This dress is beautiful and I have had the picture saved on my computer for several years. It is from a University of Virginia website where the costume design students write a page about a vintage clothing item. The website is really helpful because she is analyzing the construction of the dress, which gives me a really clear idea of how I could copy it. This dress is a silk chiffon dress from the 1940s with a basket-weave bodice and a beautiful drapey skirt.
|Image from here.|
While the dress is yellowed, it originally was dyed in very light pastels, which you can see if you look closely. It explains that the bodice is fully lined and boned and the back dips 4 inches lower than the center front.. I really think the basket-weave effect is beautiful and wouldn't be very difficult to re-create.
The skirt is fully lined with a band of crinoline at the bottom. The skirt is made of 12 bias-cut triangles of silk chiffon. The real drawback for this one is that chiffon is a pain to hem and I quote "The skirt itself is cut from twelve, bias cut triangles of the various colored chiffons, each gathered at the top and measuring roughly 120" at the bottom. Thus, the bottom width of the chiffon overskirt is over 1440", or 120 feet, or 40 yards--nearly half a football field in length."
Haha, my mom just started laughing hysterically when I told her that. I agree, I don't know how I would hem 120 feet of chiffon without going insane and hulk-smashing everything in sight... but the dress is so BEAUTIFUL and looks so wedding-dress-y. It would be a flattering style!
I found this dress reading Rebecca's blog. She wrote a post about how McCalls should start offering reprints of some of its vintage patterns and this was one of her examples. It's a 1949 McCall dress featured as the bridesmaid dress to 7500.

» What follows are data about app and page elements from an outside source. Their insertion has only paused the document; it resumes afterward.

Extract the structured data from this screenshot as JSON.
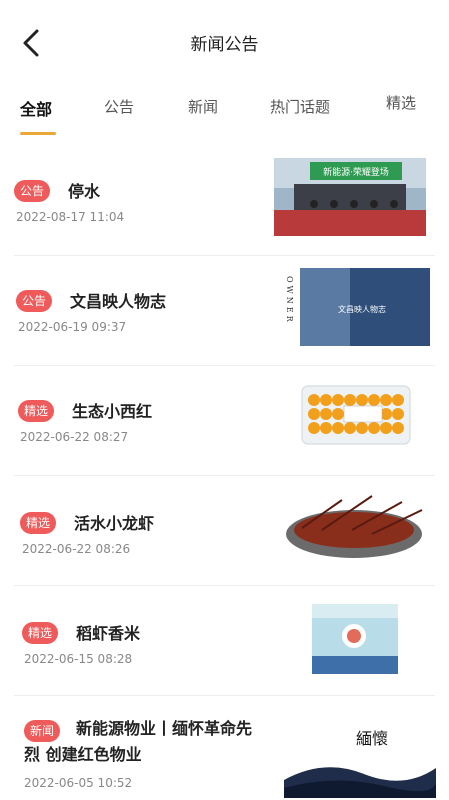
{
  "header": {
    "title": "新闻公告"
  },
  "tabs": [
    {
      "label": "全部"
    },
    {
      "label": "公告"
    },
    {
      "label": "新闻"
    },
    {
      "label": "热门话题"
    },
    {
      "label": "精选"
    }
  ],
  "items": [
    {
      "badge": "公告",
      "title": "停水",
      "date": "2022-08-17 11:04",
      "thumb_text": "新能源·荣耀登场"
    },
    {
      "badge": "公告",
      "title": "文昌映人物志",
      "date": "2022-06-19 09:37",
      "thumb_text": "OWNER",
      "thumb_sub": "文昌映人物志"
    },
    {
      "badge": "精选",
      "title": "生态小西红",
      "date": "2022-06-22 08:27"
    },
    {
      "badge": "精选",
      "title": "活水小龙虾",
      "date": "2022-06-22 08:26"
    },
    {
      "badge": "精选",
      "title": "稻虾香米",
      "date": "2022-06-15 08:28"
    },
    {
      "badge": "新闻",
      "title": "新能源物业丨缅怀革命先烈 创建红色物业",
      "date": "2022-06-05 10:52",
      "thumb_text": "緬懷"
    }
  ],
  "colors": {
    "accent": "#e8a93a",
    "badge": "#ef5a5a"
  }
}
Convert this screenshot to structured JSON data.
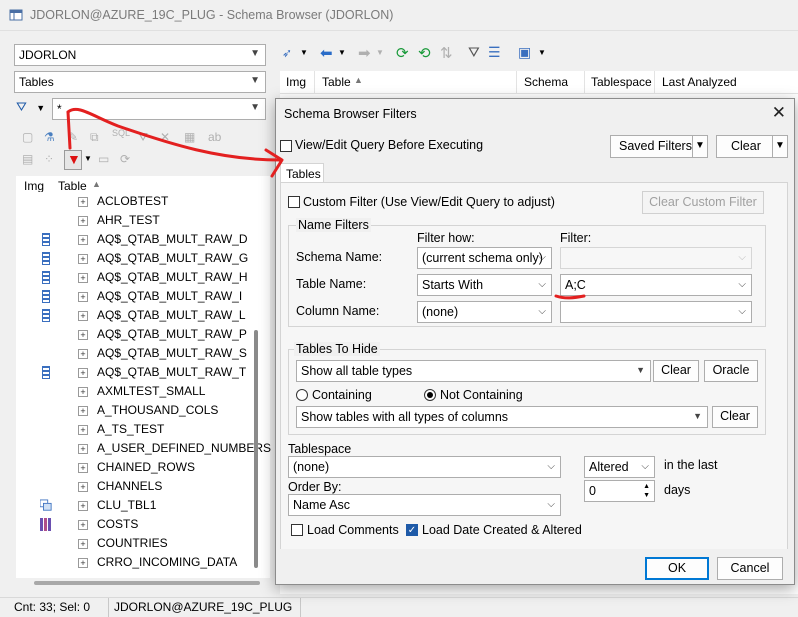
{
  "window": {
    "title": "JDORLON@AZURE_19C_PLUG - Schema Browser (JDORLON)"
  },
  "left_panel": {
    "schema_value": "JDORLON",
    "object_type_value": "Tables",
    "filter_value": "*",
    "grid_headers": {
      "img": "Img",
      "table": "Table"
    },
    "tables": [
      {
        "name": "ACLOBTEST",
        "icon": ""
      },
      {
        "name": "AHR_TEST",
        "icon": ""
      },
      {
        "name": "AQ$_QTAB_MULT_RAW_D",
        "icon": "queue-table-icon"
      },
      {
        "name": "AQ$_QTAB_MULT_RAW_G",
        "icon": "queue-table-icon"
      },
      {
        "name": "AQ$_QTAB_MULT_RAW_H",
        "icon": "queue-table-icon"
      },
      {
        "name": "AQ$_QTAB_MULT_RAW_I",
        "icon": "queue-table-icon"
      },
      {
        "name": "AQ$_QTAB_MULT_RAW_L",
        "icon": "queue-table-icon"
      },
      {
        "name": "AQ$_QTAB_MULT_RAW_P",
        "icon": ""
      },
      {
        "name": "AQ$_QTAB_MULT_RAW_S",
        "icon": ""
      },
      {
        "name": "AQ$_QTAB_MULT_RAW_T",
        "icon": "queue-table-icon"
      },
      {
        "name": "AXMLTEST_SMALL",
        "icon": ""
      },
      {
        "name": "A_THOUSAND_COLS",
        "icon": ""
      },
      {
        "name": "A_TS_TEST",
        "icon": ""
      },
      {
        "name": "A_USER_DEFINED_NUMBERS",
        "icon": ""
      },
      {
        "name": "CHAINED_ROWS",
        "icon": ""
      },
      {
        "name": "CHANNELS",
        "icon": ""
      },
      {
        "name": "CLU_TBL1",
        "icon": "cluster-table-icon"
      },
      {
        "name": "COSTS",
        "icon": "partitioned-table-icon"
      },
      {
        "name": "COUNTRIES",
        "icon": ""
      },
      {
        "name": "CRRO_INCOMING_DATA",
        "icon": ""
      }
    ]
  },
  "right_grid": {
    "headers": {
      "img": "Img",
      "table": "Table",
      "schema": "Schema",
      "tablespace": "Tablespace",
      "last_analyzed": "Last Analyzed"
    }
  },
  "statusbar": {
    "count": "Cnt: 33; Sel: 0",
    "connection": "JDORLON@AZURE_19C_PLUG"
  },
  "dialog": {
    "title": "Schema Browser Filters",
    "view_edit_query_label": "View/Edit Query Before Executing",
    "saved_filters_label": "Saved Filters",
    "clear_label": "Clear",
    "tab_label": "Tables",
    "custom_filter_label": "Custom Filter (Use View/Edit Query to adjust)",
    "clear_custom_filter_label": "Clear Custom Filter",
    "name_filters": {
      "title": "Name Filters",
      "filter_how_header": "Filter how:",
      "filter_header": "Filter:",
      "schema_label": "Schema Name:",
      "schema_how": "(current schema only)",
      "schema_filter": "",
      "table_label": "Table Name:",
      "table_how": "Starts With",
      "table_filter": "A;C",
      "column_label": "Column Name:",
      "column_how": "(none)",
      "column_filter": ""
    },
    "tables_to_hide": {
      "title": "Tables To Hide",
      "table_types_value": "Show all table types",
      "clear_label": "Clear",
      "oracle_label": "Oracle",
      "containing_label": "Containing",
      "not_containing_label": "Not Containing",
      "selected_mode": "not_containing",
      "column_types_value": "Show tables with all types of columns",
      "clear2_label": "Clear"
    },
    "tablespace_label": "Tablespace",
    "tablespace_value": "(none)",
    "order_by_label": "Order By:",
    "order_by_value": "Name Asc",
    "altered_value": "Altered",
    "in_the_last_label": "in the last",
    "days_value": "0",
    "days_label": "days",
    "load_comments_label": "Load Comments",
    "load_comments_checked": false,
    "load_dates_label": "Load Date Created & Altered",
    "load_dates_checked": true,
    "ok_label": "OK",
    "cancel_label": "Cancel"
  }
}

|Image from here.|
Look, I made a poll! Enjoy and leave me comments on what you think!!!